This allowed us to shift our perspective, and think a little differently.
“We started with the externalities of change,” explains Giles. “We asked: what is changing in society, and what is changing in mobility? Together, what do these mean, specifically, for the South East as a place?”
This interlayering of perspectives along with an evidential approach, conducted at scale, enabled TfSE to formulate their own strategy - focusing more on people than on vehicles. It also allowed us to hone our own Future Mobility strategy in our own right. For the first time.
“Now we talk about it, it seems like the normal thing to do. But it wasn’t always like this,” Emily explains. “Transport has traditionally focused on the needs of vehicles and how we accommodate them in networks.
Now we think on a more granular level. We think about the person, or the business.”
But it wasn’t all plain sailing. Half way through the project we were thrown a curveball from the DfT, which meant adapting our own internal strategy to fit new guidelines. Yet this only emboldened our approach. We had to react with agility to different problems: looking at the needs of people and place; answering questions posed by changes happening at government level; and recalibrating our thinking to meet the needs of TfSE.
This ultimately resulted in a project rich in qualitative outcomes, with a client whose work with us is not just growing - but ongoing. “Our strategy for TfSE is at the front-end of the comet, rather than retro-fitted at the end,” explains Giles. “TfSE are in the process of formation and future mobility thinking is baked into everything they are doing - and they are doing it very effectively.
The project had many interplaying factors, resulting in true innovative thinking which is now influencing strategy at ground level.
“We were fortunate to have a client with a strong vision for change,” Emily explains. “We all worked collaboratively, and were receptive to ideas. This also moved us into a new way of thinking which we have since adopted as our norm. Everything we do now starts with a question: what does it mean for you and me?”
With the recent publication of TfSE’s report, our strategy has started to impact wider thinking - influencing a broader agenda into what the South East may look like in the future.
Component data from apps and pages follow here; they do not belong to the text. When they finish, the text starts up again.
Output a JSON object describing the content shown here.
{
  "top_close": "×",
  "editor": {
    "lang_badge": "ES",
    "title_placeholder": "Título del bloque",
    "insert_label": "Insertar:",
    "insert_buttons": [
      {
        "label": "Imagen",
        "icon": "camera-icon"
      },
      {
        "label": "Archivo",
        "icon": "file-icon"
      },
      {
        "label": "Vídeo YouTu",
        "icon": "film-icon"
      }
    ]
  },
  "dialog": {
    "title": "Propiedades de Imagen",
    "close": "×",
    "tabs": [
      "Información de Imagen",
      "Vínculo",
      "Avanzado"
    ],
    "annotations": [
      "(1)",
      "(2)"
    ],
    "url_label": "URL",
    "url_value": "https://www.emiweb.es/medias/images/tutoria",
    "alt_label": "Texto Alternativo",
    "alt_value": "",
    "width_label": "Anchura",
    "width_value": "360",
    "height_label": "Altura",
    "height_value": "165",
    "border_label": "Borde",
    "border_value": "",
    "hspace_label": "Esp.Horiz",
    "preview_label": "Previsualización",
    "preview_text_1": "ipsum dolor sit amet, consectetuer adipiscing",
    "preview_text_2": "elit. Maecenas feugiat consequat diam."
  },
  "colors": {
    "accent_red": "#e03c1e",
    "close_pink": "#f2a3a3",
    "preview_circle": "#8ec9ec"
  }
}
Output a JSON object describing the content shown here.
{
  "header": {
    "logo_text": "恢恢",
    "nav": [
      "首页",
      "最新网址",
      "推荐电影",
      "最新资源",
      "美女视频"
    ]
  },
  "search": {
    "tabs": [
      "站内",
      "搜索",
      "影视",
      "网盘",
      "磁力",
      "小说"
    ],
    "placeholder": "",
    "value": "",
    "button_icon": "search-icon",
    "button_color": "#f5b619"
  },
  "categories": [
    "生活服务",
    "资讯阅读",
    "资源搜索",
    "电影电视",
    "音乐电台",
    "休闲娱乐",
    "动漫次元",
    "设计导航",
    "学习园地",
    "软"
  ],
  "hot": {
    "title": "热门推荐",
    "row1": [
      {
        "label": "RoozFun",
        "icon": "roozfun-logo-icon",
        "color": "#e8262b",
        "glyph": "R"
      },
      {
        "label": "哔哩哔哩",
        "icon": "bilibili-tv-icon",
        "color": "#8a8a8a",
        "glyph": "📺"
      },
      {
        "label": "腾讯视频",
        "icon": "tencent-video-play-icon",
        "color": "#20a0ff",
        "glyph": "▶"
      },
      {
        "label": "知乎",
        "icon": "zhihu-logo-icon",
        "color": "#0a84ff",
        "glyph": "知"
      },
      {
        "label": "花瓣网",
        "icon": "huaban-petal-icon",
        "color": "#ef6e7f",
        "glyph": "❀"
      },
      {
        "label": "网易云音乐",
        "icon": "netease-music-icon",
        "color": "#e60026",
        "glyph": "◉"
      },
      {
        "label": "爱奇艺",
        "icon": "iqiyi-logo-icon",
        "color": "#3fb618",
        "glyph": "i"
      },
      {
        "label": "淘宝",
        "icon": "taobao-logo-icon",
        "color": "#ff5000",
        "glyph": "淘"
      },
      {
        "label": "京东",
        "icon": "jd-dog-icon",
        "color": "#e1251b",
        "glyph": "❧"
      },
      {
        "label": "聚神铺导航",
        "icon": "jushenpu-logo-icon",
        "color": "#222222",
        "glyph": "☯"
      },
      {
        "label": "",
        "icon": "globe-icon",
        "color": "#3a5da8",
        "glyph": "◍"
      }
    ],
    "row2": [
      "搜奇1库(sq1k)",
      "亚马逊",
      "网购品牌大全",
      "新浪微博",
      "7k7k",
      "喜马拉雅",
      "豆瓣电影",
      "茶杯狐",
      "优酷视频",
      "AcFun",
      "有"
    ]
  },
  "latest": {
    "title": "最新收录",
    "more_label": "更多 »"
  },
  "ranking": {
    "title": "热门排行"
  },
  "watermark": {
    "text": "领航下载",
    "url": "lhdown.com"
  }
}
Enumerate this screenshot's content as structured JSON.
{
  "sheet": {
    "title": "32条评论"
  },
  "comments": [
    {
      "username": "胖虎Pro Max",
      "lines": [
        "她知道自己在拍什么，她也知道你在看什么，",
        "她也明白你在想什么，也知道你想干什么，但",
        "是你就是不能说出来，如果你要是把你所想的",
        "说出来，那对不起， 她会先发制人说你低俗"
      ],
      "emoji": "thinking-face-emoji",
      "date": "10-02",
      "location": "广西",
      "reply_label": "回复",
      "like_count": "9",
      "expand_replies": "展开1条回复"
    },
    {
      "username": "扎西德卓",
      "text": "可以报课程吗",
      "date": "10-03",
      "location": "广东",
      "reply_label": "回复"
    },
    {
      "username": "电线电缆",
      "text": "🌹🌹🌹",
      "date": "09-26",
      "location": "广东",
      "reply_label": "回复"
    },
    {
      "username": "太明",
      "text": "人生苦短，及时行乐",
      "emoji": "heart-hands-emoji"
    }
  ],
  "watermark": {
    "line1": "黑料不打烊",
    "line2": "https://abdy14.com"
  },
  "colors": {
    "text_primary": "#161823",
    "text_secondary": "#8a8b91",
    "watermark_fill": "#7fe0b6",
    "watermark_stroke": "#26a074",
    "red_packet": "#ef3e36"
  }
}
It is interesting how a shift in perspective can make others think a little differently too.
So, let’s change the way we think. Let’s create real change.